— Your goal —
Every line below that holds the string "this" must be copied.

— Given records —

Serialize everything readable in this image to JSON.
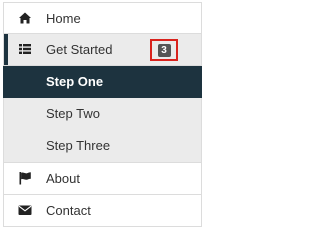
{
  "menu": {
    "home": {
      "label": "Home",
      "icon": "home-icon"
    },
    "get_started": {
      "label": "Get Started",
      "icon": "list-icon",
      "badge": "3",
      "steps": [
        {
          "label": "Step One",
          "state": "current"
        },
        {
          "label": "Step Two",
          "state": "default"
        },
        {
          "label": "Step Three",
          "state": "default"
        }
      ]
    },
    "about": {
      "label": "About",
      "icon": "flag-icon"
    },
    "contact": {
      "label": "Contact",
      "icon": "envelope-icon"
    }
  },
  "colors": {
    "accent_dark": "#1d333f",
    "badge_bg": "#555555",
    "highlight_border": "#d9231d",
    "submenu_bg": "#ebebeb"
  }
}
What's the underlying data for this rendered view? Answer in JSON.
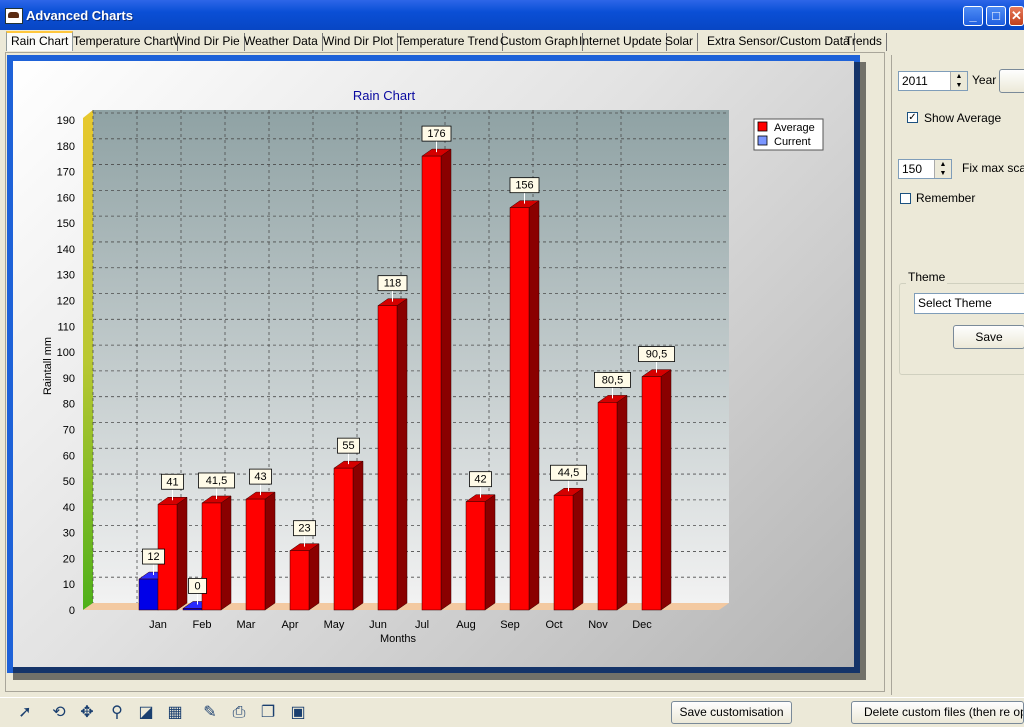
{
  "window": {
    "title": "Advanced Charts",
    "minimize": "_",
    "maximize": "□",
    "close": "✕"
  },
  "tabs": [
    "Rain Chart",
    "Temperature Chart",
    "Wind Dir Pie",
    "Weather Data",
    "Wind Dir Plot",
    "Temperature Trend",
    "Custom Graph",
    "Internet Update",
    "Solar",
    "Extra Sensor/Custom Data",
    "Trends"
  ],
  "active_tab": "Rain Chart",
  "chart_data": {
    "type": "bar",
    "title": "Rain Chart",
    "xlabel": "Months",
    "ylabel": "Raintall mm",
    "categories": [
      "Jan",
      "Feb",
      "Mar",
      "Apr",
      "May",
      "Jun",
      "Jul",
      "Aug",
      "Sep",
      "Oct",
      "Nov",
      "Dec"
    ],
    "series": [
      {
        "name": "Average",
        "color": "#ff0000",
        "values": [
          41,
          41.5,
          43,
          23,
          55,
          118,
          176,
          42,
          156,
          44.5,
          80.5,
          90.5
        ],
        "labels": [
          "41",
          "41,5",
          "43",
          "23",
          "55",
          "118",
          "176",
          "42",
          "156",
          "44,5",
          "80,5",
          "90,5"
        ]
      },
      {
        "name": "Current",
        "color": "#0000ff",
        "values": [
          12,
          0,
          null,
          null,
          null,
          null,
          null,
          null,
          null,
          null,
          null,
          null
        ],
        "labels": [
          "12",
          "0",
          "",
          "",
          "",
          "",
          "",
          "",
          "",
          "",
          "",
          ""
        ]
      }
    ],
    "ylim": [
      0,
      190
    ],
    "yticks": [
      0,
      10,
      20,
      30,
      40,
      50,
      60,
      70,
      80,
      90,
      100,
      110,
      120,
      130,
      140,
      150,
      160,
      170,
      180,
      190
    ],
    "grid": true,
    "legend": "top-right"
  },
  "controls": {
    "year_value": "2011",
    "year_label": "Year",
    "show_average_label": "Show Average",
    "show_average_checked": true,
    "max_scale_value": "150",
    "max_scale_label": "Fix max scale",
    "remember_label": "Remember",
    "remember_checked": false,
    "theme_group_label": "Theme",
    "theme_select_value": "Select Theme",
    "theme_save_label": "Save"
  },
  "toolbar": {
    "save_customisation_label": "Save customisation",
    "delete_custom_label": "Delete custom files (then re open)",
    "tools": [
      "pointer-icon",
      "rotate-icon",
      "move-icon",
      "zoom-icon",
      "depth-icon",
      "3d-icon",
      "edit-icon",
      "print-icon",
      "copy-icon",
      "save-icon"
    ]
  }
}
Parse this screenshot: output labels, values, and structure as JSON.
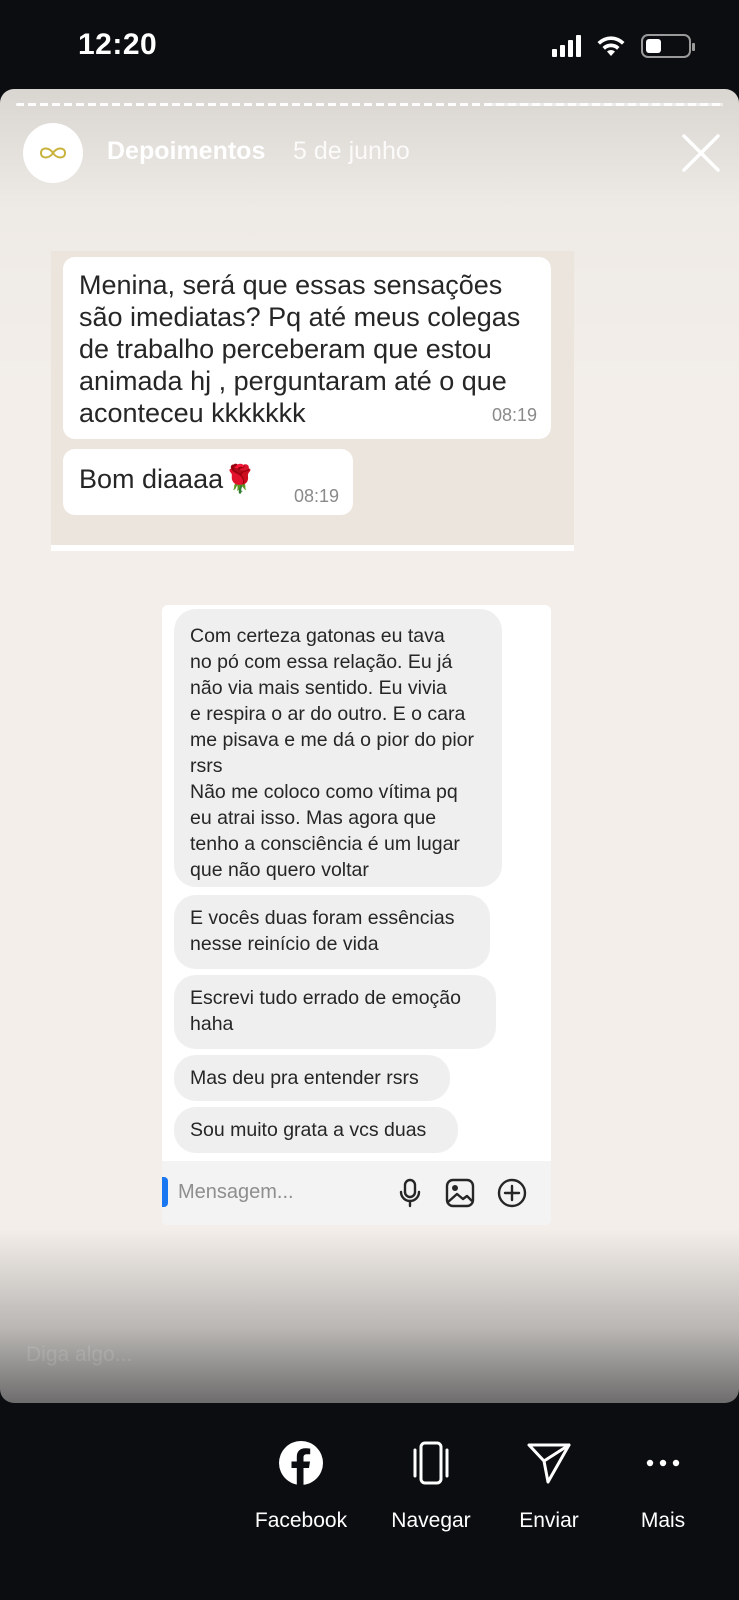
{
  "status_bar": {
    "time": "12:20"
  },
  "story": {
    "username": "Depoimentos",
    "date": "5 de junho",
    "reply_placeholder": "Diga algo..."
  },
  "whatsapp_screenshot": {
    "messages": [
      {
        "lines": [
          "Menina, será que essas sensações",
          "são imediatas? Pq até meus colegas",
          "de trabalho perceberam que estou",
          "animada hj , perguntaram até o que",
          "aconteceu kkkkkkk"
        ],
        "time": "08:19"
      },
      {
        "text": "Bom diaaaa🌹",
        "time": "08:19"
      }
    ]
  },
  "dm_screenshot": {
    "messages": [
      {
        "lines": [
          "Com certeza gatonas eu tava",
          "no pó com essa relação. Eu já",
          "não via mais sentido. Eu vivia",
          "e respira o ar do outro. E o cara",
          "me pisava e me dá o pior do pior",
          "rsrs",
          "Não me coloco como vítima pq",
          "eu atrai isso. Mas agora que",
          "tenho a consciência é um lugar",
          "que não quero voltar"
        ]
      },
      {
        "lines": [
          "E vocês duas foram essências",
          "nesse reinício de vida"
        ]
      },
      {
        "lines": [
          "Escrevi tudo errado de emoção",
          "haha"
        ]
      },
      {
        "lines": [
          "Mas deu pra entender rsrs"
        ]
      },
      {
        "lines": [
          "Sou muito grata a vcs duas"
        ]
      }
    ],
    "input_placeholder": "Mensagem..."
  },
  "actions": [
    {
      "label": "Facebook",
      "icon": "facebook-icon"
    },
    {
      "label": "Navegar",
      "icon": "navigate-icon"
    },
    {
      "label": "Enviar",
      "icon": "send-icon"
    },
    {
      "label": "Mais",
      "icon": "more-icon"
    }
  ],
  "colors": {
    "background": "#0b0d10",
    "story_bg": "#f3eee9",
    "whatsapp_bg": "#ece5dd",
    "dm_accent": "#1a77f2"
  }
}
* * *
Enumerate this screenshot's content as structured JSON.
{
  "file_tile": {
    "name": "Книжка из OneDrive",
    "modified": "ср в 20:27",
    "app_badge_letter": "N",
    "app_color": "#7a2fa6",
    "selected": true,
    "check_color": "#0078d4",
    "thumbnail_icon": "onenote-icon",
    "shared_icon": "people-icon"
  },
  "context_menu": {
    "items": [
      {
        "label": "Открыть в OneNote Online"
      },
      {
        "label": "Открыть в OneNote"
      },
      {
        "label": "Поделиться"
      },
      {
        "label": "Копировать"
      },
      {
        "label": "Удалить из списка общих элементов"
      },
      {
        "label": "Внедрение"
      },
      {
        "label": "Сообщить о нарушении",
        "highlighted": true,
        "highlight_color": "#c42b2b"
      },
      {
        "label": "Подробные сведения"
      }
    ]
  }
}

— Written solution —
Serialize everything readable in this image to JSON.
What's the underlying data for this rendered view? Answer in JSON.
Parse this screenshot: output labels, values, and structure as JSON.
Enumerate this screenshot's content as structured JSON.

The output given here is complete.